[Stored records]
+ + +
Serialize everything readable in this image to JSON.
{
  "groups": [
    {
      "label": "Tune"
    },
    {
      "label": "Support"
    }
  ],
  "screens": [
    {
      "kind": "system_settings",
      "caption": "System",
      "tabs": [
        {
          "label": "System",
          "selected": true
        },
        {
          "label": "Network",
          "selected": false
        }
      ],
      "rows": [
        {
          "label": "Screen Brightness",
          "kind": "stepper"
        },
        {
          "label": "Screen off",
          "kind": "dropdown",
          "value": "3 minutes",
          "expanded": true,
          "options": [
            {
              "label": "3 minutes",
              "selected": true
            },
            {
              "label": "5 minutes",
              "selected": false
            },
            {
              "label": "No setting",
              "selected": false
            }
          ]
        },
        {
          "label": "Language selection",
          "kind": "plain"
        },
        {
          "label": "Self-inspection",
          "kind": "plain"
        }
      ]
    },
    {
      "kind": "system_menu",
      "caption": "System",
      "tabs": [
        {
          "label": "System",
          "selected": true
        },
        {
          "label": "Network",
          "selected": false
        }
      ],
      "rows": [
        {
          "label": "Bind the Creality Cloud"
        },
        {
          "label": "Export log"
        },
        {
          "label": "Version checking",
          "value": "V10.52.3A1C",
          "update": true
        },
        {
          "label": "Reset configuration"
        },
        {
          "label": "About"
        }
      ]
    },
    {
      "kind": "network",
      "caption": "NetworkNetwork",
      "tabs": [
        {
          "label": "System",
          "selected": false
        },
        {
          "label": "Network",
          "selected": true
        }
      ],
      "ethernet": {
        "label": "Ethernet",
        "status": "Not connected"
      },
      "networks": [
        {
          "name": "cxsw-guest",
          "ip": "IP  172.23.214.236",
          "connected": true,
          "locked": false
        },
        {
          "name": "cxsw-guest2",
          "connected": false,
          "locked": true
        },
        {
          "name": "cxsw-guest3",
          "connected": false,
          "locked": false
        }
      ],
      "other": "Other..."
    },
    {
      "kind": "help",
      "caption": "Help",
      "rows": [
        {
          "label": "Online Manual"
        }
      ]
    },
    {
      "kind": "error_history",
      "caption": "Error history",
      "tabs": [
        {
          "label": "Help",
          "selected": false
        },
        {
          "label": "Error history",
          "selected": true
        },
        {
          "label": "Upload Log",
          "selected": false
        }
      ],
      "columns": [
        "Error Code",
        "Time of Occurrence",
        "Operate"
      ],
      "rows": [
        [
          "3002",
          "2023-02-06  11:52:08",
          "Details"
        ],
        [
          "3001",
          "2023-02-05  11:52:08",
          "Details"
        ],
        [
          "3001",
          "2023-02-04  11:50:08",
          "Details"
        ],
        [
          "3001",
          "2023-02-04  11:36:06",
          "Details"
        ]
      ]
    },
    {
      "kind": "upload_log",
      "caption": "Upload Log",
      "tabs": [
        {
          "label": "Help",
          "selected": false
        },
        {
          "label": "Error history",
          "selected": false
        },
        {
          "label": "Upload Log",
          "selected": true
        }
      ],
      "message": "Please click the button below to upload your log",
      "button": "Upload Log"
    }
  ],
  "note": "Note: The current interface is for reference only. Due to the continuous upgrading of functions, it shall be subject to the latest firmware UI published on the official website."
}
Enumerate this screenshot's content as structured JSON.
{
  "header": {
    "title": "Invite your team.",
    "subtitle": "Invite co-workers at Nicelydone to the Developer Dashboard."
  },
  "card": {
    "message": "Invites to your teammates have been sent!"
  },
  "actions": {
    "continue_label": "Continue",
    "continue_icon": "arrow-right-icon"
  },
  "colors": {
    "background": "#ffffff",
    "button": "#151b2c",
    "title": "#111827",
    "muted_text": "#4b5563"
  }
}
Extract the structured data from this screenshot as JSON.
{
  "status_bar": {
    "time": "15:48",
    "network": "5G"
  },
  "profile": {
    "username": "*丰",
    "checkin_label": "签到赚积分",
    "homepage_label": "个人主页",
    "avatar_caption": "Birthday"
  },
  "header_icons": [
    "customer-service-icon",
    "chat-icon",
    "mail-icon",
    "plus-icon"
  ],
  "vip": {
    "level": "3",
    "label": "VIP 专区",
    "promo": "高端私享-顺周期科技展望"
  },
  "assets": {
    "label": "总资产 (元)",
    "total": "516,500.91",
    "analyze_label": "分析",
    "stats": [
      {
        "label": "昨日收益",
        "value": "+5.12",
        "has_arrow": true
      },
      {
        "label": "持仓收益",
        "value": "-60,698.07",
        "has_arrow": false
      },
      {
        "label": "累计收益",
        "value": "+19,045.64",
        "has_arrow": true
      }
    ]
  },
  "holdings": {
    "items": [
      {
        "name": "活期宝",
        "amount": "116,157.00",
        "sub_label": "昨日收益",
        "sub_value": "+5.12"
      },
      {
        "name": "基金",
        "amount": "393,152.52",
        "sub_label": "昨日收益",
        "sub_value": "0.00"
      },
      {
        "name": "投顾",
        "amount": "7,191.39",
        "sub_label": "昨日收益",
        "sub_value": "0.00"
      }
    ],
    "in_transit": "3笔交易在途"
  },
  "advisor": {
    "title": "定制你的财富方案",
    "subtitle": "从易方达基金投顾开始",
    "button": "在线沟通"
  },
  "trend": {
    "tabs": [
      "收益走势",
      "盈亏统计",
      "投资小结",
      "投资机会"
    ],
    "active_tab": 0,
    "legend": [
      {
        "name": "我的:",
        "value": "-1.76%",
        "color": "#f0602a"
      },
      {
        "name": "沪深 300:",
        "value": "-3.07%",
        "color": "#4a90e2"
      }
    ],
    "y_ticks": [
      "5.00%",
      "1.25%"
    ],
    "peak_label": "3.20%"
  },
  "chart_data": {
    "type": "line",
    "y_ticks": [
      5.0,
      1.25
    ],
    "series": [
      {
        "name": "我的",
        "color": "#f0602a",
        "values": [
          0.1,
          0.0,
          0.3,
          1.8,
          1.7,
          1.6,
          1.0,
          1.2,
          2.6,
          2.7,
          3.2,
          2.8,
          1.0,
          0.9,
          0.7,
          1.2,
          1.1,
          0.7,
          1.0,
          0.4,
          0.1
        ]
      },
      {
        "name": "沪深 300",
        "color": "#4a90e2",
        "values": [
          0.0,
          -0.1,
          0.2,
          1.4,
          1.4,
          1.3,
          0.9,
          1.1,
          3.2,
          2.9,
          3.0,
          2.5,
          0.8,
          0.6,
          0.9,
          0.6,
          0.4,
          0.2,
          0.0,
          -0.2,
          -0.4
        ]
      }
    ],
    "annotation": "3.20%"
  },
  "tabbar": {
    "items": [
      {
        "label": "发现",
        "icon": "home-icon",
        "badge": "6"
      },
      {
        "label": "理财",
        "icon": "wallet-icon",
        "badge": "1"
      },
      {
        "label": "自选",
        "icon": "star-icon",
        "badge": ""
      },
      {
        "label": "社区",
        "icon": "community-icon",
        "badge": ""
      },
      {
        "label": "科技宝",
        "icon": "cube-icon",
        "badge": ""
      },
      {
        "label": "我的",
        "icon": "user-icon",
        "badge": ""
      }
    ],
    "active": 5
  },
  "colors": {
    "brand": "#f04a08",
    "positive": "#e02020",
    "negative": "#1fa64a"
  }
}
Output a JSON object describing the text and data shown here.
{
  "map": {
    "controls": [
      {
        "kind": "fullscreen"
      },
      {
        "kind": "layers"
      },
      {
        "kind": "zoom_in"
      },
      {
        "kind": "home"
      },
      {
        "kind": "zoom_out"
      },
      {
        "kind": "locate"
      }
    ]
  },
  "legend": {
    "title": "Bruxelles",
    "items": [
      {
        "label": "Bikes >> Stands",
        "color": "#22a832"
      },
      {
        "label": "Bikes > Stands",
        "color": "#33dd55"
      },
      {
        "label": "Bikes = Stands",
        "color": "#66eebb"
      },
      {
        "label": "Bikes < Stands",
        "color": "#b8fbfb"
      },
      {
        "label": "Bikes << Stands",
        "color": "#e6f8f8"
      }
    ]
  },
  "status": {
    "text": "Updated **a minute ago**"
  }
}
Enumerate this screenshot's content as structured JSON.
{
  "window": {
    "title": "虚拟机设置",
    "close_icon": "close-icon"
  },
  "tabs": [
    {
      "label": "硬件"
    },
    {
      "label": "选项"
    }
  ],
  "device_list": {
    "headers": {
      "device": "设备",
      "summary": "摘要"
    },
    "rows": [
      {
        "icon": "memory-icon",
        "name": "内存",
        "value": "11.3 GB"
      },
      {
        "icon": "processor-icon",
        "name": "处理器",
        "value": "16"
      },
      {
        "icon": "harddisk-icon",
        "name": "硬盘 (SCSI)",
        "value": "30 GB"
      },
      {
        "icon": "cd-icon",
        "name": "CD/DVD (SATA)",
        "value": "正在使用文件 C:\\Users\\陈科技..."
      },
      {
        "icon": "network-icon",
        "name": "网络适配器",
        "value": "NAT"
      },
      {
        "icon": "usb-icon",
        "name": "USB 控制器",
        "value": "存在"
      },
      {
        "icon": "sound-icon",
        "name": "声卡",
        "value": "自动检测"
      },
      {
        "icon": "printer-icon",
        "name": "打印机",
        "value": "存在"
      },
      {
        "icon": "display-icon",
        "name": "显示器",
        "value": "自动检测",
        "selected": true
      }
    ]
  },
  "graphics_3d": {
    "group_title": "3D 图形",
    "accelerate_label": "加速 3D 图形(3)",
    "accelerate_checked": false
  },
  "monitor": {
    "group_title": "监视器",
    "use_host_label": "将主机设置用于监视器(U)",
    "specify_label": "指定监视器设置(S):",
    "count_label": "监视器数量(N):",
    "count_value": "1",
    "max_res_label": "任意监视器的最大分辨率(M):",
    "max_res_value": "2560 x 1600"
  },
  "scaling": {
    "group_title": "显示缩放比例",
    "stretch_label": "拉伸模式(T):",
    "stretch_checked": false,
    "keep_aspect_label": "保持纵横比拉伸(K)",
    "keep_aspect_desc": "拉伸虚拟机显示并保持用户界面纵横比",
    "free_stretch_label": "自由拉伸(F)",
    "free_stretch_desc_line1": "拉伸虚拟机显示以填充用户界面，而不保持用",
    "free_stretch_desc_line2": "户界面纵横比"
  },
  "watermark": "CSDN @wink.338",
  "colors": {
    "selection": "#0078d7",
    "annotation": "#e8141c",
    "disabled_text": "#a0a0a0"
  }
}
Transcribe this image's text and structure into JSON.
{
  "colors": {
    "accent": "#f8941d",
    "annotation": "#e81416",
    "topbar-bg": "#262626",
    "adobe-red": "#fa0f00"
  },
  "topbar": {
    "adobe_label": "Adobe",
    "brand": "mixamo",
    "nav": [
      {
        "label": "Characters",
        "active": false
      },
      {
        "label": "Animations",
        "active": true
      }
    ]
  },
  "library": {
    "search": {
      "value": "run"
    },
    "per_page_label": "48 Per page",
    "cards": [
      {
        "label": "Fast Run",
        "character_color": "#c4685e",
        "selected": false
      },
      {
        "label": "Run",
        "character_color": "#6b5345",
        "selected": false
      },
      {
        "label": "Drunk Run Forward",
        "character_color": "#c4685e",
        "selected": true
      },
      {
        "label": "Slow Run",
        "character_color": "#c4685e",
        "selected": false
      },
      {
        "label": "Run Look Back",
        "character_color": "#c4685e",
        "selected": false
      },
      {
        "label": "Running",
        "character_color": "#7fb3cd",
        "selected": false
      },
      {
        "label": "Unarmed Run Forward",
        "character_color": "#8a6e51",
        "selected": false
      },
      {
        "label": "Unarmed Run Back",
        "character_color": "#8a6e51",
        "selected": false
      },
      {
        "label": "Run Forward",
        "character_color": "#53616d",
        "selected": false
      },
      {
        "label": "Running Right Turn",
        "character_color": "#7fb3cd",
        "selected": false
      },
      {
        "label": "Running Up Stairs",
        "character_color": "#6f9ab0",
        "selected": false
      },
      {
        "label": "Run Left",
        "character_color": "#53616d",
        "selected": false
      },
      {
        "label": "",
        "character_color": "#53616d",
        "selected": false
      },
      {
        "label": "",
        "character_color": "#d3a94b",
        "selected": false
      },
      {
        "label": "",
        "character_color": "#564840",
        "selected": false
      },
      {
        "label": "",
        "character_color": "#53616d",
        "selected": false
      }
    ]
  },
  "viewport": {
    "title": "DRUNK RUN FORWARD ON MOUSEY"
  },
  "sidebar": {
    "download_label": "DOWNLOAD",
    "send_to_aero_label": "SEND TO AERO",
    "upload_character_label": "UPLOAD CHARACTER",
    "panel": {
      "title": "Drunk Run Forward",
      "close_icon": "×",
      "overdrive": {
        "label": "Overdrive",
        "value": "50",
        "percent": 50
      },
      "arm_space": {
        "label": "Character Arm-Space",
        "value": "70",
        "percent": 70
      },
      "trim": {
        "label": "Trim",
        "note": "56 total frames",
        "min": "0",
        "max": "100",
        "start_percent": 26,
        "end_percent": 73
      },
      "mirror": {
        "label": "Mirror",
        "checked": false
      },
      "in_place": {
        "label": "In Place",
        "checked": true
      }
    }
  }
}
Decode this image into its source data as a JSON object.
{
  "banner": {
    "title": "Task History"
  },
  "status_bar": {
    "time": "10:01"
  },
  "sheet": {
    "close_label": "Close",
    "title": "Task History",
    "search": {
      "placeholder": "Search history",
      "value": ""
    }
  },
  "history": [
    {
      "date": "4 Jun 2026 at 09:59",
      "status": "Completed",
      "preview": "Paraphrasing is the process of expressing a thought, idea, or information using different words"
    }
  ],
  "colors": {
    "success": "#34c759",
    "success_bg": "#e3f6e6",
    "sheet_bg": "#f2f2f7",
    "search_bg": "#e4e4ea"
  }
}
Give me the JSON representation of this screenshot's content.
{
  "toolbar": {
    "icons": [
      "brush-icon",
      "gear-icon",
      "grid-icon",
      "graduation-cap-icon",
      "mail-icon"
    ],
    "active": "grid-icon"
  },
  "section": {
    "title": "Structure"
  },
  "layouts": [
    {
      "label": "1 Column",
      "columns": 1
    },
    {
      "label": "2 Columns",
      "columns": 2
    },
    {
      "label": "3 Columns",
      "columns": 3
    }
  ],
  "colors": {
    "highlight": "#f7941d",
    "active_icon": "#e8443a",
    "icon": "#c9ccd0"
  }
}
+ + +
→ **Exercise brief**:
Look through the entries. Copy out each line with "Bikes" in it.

→ **Answer below**:
        "label": "Bikes >> Stands",
        "label": "Bikes > Stands",
        "label": "Bikes = Stands",
        "label": "Bikes < Stands",
        "label": "Bikes << Stands",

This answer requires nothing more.